─── Data records

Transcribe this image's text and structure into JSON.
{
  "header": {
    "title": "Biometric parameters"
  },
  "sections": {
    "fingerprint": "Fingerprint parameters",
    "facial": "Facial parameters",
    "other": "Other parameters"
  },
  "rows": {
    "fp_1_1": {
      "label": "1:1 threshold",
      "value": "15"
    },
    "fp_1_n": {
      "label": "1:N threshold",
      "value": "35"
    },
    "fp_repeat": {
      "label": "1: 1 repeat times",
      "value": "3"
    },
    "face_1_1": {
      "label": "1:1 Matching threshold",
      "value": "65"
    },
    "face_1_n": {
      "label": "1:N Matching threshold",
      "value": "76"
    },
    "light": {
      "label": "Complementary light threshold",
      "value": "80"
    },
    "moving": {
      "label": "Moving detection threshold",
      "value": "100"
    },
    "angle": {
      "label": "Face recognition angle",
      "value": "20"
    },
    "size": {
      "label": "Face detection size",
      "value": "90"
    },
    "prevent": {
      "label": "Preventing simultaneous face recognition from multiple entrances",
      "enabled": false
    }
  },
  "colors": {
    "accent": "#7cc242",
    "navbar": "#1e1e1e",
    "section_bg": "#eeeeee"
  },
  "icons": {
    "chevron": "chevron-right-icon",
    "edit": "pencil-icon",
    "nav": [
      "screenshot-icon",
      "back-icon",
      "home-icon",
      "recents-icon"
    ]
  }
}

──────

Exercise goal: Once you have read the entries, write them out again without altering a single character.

Answer space:
Transcribe this image's text and structure into JSON.
{
  "header": {
    "title": "Biometric parameters"
  },
  "sections": {
    "fingerprint": "Fingerprint parameters",
    "facial": "Facial parameters",
    "other": "Other parameters"
  },
  "rows": {
    "fp_1_1": {
      "label": "1:1 threshold",
      "value": "15"
    },
    "fp_1_n": {
      "label": "1:N threshold",
      "value": "35"
    },
    "fp_repeat": {
      "label": "1: 1 repeat times",
      "value": "3"
    },
    "face_1_1": {
      "label": "1:1 Matching threshold",
      "value": "65"
    },
    "face_1_n": {
      "label": "1:N Matching threshold",
      "value": "76"
    },
    "light": {
      "label": "Complementary light threshold",
      "value": "80"
    },
    "moving": {
      "label": "Moving detection threshold",
      "value": "100"
    },
    "angle": {
      "label": "Face recognition angle",
      "value": "20"
    },
    "size": {
      "label": "Face detection size",
      "value": "90"
    },
    "prevent": {
      "label": "Preventing simultaneous face recognition from multiple entrances",
      "enabled": false
    }
  },
  "colors": {
    "accent": "#7cc242",
    "navbar": "#1e1e1e",
    "section_bg": "#eeeeee"
  },
  "icons": {
    "chevron": "chevron-right-icon",
    "edit": "pencil-icon",
    "nav": [
      "screenshot-icon",
      "back-icon",
      "home-icon",
      "recents-icon"
    ]
  }
}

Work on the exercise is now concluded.